Yes, it was a Huffy, a department store bike. I think it weighed about 40 pounds. The brakes were, well, a bit flexy. The rims were heavy steel. Sure, it was kind of a nerdy bike. But I was kind of a nerd.
Growing up in rapidly suburbanizing Maple Grove, my Santa Fe was my ticket to freedom. It meant that I could visit not just the 7-11 a 1/2 mile away, but also the Maple Grove Mall (très chic!) 2 miles away. I biked to Weaver Lake on muddy half-built subdivision roads and through Eagle Lake marshes where no ten-speed should go. I got a paper route and learned how to ride with two huge bags of newspapers on my back. These were pre-internet days, so I'm really not sure how I figured out how to shift gears, fix flats, and grease my chain. I mostly taught myself.
At 12, I somehow learned about the MS-100 ride and signed myself up. I went door to door through our neighborhood trying to collect enough donations to meet the $100 entry fee. My parents helped out a good bit too. I'd never ridden 100 miles in two days before, but it seemed doable. I trained by riding a 3 mile loop around our neighborhood every day.
The event organizers held a training session in Minneapolis where I learned about gear ratios and cadence. I got a cool bike cap. Afterwards, I installed some toe clips and took the suicide levers off my brakes. I felt like I was part of an elite ten-speed club.

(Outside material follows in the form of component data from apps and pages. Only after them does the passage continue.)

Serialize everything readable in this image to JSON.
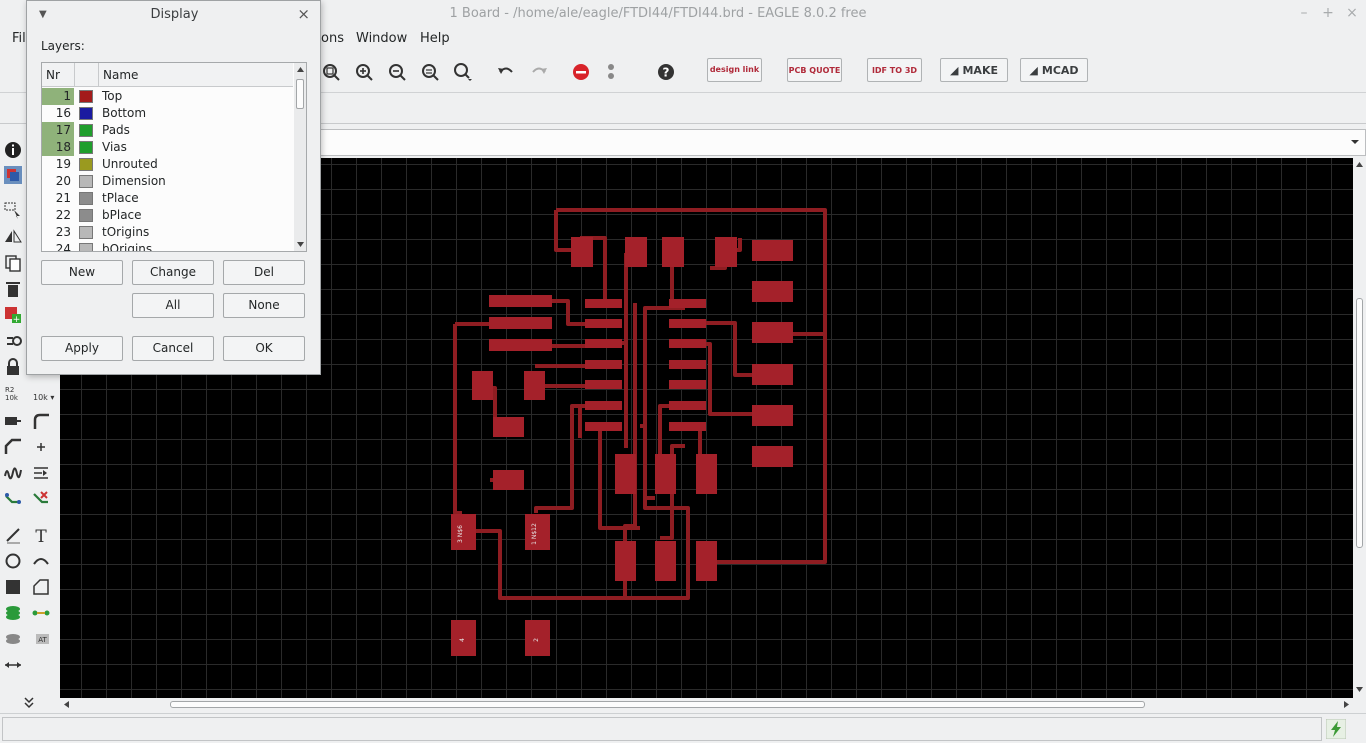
{
  "window": {
    "title": "1 Board - /home/ale/eagle/FTDI44/FTDI44.brd - EAGLE 8.0.2 free"
  },
  "menubar": {
    "items": [
      "File",
      "ons",
      "Window",
      "Help"
    ]
  },
  "toolbar": {
    "buttons": [
      {
        "label": "design link"
      },
      {
        "label": "PCB QUOTE"
      },
      {
        "label": "IDF TO 3D"
      },
      {
        "label": "MAKE"
      },
      {
        "label": "MCAD"
      }
    ]
  },
  "palette": {
    "grid_labels": [
      "R2",
      "10k",
      "10k"
    ]
  },
  "dialog": {
    "title": "Display",
    "layers_label": "Layers:",
    "columns": [
      "Nr",
      "Name"
    ],
    "layers": [
      {
        "nr": "1",
        "name": "Top",
        "color": "#a31b1b",
        "selected": true
      },
      {
        "nr": "16",
        "name": "Bottom",
        "color": "#1a1aa0",
        "selected": false
      },
      {
        "nr": "17",
        "name": "Pads",
        "color": "#1f9e2c",
        "selected": true
      },
      {
        "nr": "18",
        "name": "Vias",
        "color": "#1f9e2c",
        "selected": true
      },
      {
        "nr": "19",
        "name": "Unrouted",
        "color": "#9a9a1f",
        "selected": false
      },
      {
        "nr": "20",
        "name": "Dimension",
        "color": "#b8b8b8",
        "selected": false
      },
      {
        "nr": "21",
        "name": "tPlace",
        "color": "#8c8c8c",
        "selected": false
      },
      {
        "nr": "22",
        "name": "bPlace",
        "color": "#8c8c8c",
        "selected": false
      },
      {
        "nr": "23",
        "name": "tOrigins",
        "color": "#b8b8b8",
        "selected": false
      },
      {
        "nr": "24",
        "name": "bOrigins",
        "color": "#b8b8b8",
        "selected": false
      }
    ],
    "buttons": {
      "new": "New",
      "change": "Change",
      "del": "Del",
      "all": "All",
      "none": "None",
      "apply": "Apply",
      "cancel": "Cancel",
      "ok": "OK"
    }
  },
  "board": {
    "trace_color": "#8f1d22",
    "pad_color": "#a4212a",
    "pad_labels": [
      "3 N$6",
      "1 N$12",
      "4",
      "2"
    ]
  },
  "colors": {
    "canvas_bg": "#000000",
    "grid": "#2a2a2a",
    "selected_layer": "#8fb27a"
  }
}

On the second day, I cut through some grass and hit a boulder. One of the support team riders stopped to true my wheel and said, "You know, if you're going to go on rides like this, you should really get a better bike." I was shocked. It had never really occurred to me that there were "better bikes". I resented the idea that my Santa Fe wasn't good enough.
His offhand comment had a pretty sizable impact. I never rode another MS event and didn't roll on another group ride until I found Joyful Riders in 2017. My bikes have always been pretty cheap and my riding mostly solo or with my kids. A lot of commuting, always valuing the utility of biking over the sport or the aesthetics. It's not that I'm cheap--well I am kinda--I just never had the desire for a top of the line high performance ride.
Have I been holding a grudge for 35 years? Maybe a little. And maybe it's time to learn to let it go. Objectively, the Santa Fe was kind of a crappy bike. Hopefully, I've learned to be careful about what I say to enthusiastic young riders.
In 1983 or thereabouts, my Santa Fe met its end when I crashed into the rear quarter panel of an AMC Pacer. I flew over the car, flipping head over heels. I'm pretty sure it was the nerdiest possible way to wreck a bike. (Another lesson learned: don't ride on sidewalks.)
The bike shop in Osseo said the Santa Fe wasn't worth repairing, so my parents helped me buy a low end Raleigh which served me well all the way through high school. Today, I'm still riding old 70s and 80s 10-speeds. So are my kids.
Thanks to my Mom and Dad for finding these old pics and scanning them for me.